TASK TO CARRY OUT: Work out how many lines below contain "time". Provide only the figure.

Records excerpted from a collection:
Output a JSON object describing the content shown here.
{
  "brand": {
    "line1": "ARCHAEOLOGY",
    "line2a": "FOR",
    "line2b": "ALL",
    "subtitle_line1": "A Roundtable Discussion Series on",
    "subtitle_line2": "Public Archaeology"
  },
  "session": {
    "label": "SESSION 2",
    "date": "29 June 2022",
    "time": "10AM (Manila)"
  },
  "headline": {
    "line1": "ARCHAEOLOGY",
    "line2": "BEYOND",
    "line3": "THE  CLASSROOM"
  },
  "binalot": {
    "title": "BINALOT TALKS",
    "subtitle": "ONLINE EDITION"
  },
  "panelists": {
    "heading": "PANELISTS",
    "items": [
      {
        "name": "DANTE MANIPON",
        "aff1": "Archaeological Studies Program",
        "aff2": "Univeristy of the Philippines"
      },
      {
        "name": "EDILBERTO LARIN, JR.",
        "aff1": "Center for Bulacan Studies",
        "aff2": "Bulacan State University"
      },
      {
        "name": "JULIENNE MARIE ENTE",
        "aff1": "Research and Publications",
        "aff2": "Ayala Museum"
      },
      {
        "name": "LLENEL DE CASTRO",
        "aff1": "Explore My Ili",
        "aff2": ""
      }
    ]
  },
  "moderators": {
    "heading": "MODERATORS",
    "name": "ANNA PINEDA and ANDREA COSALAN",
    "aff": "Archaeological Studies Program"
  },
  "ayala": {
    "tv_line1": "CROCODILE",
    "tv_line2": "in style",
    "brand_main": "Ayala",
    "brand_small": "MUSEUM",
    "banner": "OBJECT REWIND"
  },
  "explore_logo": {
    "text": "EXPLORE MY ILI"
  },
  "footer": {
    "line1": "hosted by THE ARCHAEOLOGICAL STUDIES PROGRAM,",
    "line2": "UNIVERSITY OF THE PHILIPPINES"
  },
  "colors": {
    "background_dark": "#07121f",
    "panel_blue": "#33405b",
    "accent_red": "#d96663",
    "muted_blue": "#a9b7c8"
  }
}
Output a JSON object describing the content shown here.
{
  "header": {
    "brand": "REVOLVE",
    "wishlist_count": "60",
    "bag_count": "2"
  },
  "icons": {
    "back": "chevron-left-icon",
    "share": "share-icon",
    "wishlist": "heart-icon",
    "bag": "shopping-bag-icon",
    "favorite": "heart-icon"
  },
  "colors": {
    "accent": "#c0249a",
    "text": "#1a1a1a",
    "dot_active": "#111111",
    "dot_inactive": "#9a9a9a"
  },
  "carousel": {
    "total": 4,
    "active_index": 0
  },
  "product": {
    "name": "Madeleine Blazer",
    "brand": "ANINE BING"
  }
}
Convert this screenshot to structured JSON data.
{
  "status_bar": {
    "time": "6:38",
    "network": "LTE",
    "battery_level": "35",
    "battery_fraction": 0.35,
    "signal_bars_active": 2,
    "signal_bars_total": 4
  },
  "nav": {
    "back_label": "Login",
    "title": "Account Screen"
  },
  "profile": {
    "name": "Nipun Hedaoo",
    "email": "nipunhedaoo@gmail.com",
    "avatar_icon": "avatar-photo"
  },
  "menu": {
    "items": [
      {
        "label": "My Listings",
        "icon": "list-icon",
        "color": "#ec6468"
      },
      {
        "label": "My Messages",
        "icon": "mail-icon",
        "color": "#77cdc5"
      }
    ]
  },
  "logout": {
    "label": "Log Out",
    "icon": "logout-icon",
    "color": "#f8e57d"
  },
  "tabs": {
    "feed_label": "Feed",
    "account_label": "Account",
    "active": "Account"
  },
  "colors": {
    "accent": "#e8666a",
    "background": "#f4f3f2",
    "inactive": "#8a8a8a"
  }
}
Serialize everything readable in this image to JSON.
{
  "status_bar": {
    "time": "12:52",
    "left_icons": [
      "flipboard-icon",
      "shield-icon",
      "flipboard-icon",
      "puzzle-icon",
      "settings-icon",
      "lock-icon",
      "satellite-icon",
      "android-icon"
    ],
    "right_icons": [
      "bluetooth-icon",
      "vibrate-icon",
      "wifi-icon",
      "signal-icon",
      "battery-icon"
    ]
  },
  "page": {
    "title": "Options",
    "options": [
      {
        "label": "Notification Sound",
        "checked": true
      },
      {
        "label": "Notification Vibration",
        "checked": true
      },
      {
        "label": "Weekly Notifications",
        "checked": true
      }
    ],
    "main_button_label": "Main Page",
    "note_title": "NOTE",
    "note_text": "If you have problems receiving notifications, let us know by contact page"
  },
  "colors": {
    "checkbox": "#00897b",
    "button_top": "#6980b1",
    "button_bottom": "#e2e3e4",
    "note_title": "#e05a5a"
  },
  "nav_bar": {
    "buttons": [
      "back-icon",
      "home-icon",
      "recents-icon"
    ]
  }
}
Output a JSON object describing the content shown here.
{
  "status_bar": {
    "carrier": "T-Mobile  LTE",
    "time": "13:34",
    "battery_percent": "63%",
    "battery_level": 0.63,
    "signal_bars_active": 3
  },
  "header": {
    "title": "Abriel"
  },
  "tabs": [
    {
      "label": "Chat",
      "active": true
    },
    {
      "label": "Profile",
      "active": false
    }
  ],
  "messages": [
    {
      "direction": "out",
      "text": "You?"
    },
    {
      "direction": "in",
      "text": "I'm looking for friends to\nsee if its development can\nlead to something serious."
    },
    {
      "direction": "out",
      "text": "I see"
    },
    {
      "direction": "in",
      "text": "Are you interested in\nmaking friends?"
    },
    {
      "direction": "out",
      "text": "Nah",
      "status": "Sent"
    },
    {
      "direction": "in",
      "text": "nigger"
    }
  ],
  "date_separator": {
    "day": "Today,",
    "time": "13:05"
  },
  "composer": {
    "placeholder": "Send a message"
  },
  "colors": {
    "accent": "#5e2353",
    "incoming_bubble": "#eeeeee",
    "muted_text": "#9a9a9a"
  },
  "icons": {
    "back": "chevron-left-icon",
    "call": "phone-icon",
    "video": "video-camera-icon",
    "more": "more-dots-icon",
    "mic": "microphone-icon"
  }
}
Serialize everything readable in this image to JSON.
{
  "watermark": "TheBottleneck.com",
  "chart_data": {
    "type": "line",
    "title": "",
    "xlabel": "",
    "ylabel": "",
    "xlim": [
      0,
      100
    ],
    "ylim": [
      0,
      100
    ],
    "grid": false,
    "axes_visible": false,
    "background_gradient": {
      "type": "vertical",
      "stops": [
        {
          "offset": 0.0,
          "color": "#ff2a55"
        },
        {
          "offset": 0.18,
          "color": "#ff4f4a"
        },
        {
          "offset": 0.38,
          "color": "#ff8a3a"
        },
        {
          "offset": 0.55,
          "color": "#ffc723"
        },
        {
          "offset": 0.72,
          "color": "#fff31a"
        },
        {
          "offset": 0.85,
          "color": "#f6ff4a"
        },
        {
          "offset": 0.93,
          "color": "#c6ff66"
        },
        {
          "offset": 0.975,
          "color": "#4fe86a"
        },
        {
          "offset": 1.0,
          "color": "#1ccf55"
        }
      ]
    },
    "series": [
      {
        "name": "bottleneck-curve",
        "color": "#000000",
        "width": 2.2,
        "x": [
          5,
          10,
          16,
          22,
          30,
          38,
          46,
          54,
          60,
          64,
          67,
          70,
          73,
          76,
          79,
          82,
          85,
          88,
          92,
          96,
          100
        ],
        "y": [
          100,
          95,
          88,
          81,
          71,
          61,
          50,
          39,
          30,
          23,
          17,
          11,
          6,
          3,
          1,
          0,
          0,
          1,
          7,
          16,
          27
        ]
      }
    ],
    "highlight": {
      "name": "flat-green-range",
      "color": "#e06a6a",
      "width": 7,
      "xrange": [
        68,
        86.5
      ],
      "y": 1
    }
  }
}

EXPECTED ANSWER: 5